Here’s what she wrote:
Ancestor Trouble, by Maud Newton
In this deeply researched memoir, Newton explores our connections with biological family. For Newton, that particular kind of relation can be vexed. She has long been fascinated by stories about the generations that preceded her, but she must also face the difficult parts of that history—for example, the virulent racism of her estranged father, the casual bigotry of her beloved grandmother, or, further back, her relatives who enslaved people. “It’s one thing to acknowledge bigotry and inhumanity where we expect it,” Newton writes; “it’s another thing to face and acknowledge it in the people we love most.” Her meticulous excavation of her family tree is both an engaging narrative and a clear-eyed reckoning.
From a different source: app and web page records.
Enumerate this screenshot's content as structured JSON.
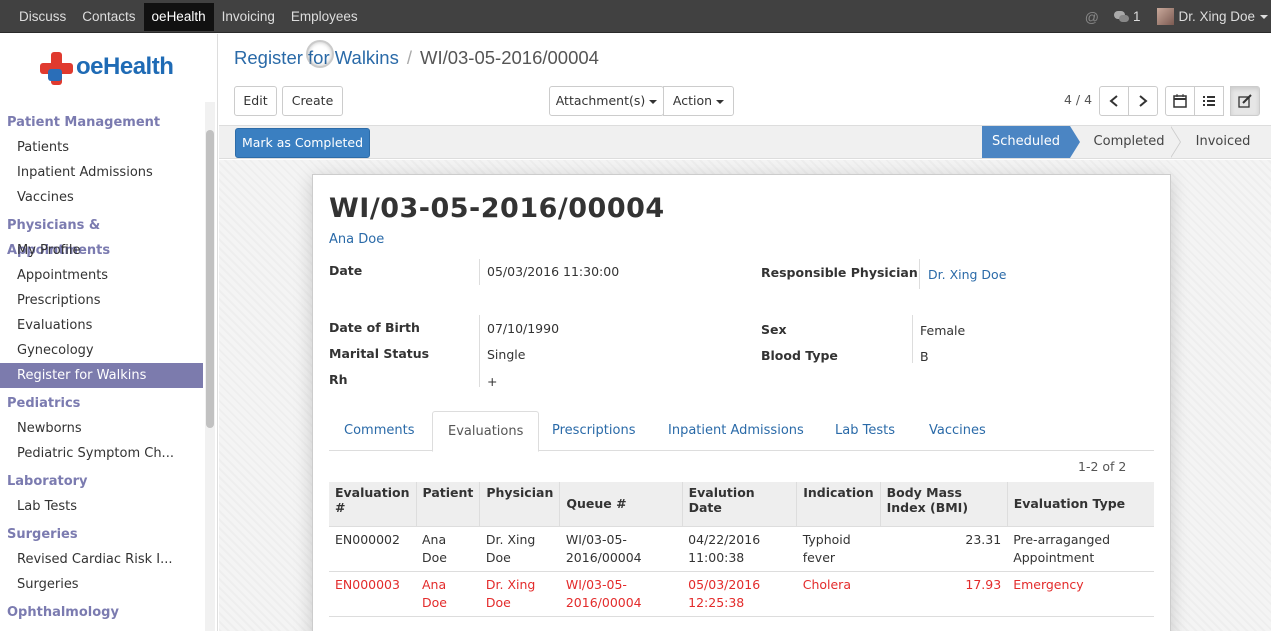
{
  "topbar": {
    "menu": [
      "Discuss",
      "Contacts",
      "oeHealth",
      "Invoicing",
      "Employees"
    ],
    "active_menu": "oeHealth",
    "at_symbol": "@",
    "notifications_count": "1",
    "user_name": "Dr. Xing Doe"
  },
  "logo": {
    "text": "oeHealth"
  },
  "sidebar": {
    "sections": [
      {
        "title": "Patient Management",
        "items": [
          "Patients",
          "Inpatient Admissions",
          "Vaccines"
        ]
      },
      {
        "title": "Physicians & Appointments",
        "items": [
          "My Profile",
          "Appointments",
          "Prescriptions",
          "Evaluations",
          "Gynecology",
          "Register for Walkins"
        ]
      },
      {
        "title": "Pediatrics",
        "items": [
          "Newborns",
          "Pediatric Symptom Ch..."
        ]
      },
      {
        "title": "Laboratory",
        "items": [
          "Lab Tests"
        ]
      },
      {
        "title": "Surgeries",
        "items": [
          "Revised Cardiac Risk I...",
          "Surgeries"
        ]
      },
      {
        "title": "Ophthalmology",
        "items": []
      }
    ],
    "active_item": "Register for Walkins"
  },
  "breadcrumb": {
    "parent": "Register for Walkins",
    "separator": "/",
    "current": "WI/03-05-2016/00004"
  },
  "toolbar": {
    "edit_label": "Edit",
    "create_label": "Create",
    "attachments_label": "Attachment(s)",
    "action_label": "Action",
    "pager": "4 / 4"
  },
  "statusbar": {
    "button_label": "Mark as Completed",
    "stages": [
      "Scheduled",
      "Completed",
      "Invoiced"
    ],
    "active_stage": "Scheduled"
  },
  "record": {
    "title": "WI/03-05-2016/00004",
    "patient": "Ana Doe",
    "fields": {
      "date_label": "Date",
      "date_value": "05/03/2016 11:30:00",
      "physician_label": "Responsible Physician",
      "physician_value": "Dr. Xing Doe",
      "dob_label": "Date of Birth",
      "dob_value": "07/10/1990",
      "marital_label": "Marital Status",
      "marital_value": "Single",
      "rh_label": "Rh",
      "rh_value": "+",
      "sex_label": "Sex",
      "sex_value": "Female",
      "blood_label": "Blood Type",
      "blood_value": "B"
    }
  },
  "tabs": [
    "Comments",
    "Evaluations",
    "Prescriptions",
    "Inpatient Admissions",
    "Lab Tests",
    "Vaccines"
  ],
  "active_tab": "Evaluations",
  "list": {
    "count": "1-2 of 2",
    "headers": {
      "evaluation": "Evaluation #",
      "patient": "Patient",
      "physician": "Physician",
      "queue": "Queue #",
      "date": "Evalution Date",
      "indication": "Indication",
      "bmi": "Body Mass Index (BMI)",
      "type": "Evaluation Type"
    },
    "rows": [
      {
        "evaluation": "EN000002",
        "patient": "Ana Doe",
        "physician": "Dr. Xing Doe",
        "queue": "WI/03-05-2016/00004",
        "date": "04/22/2016 11:00:38",
        "indication": "Typhoid fever",
        "bmi": "23.31",
        "type": "Pre-arraganged Appointment",
        "highlight": false
      },
      {
        "evaluation": "EN000003",
        "patient": "Ana Doe",
        "physician": "Dr. Xing Doe",
        "queue": "WI/03-05-2016/00004",
        "date": "05/03/2016 12:25:38",
        "indication": "Cholera",
        "bmi": "17.93",
        "type": "Emergency",
        "highlight": true
      }
    ]
  },
  "colors": {
    "topbar": "#414141",
    "link": "#2a6aa8",
    "sidebar_active": "#7c7bad",
    "section_header": "#7b7bb0",
    "primary_button": "#3a7fc1",
    "active_stage": "#4b85c3",
    "overdue_row": "#e32b2b"
  }
}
Ancestor Trouble asks not only what we owe those who came before us but also how the wrongs of our forebears inform what we owe those alive with us today. Newton has a passionate interest in the secrets of her bloodline and how they might erupt—genetically, dispositionally, psychologically—in her own life. Her research leads her into an exploration of the genealogy industry and global practices of ancestor worship, presenting a panoramic case for the value of honoring and reconciling one’s relationship to a challenging heritage.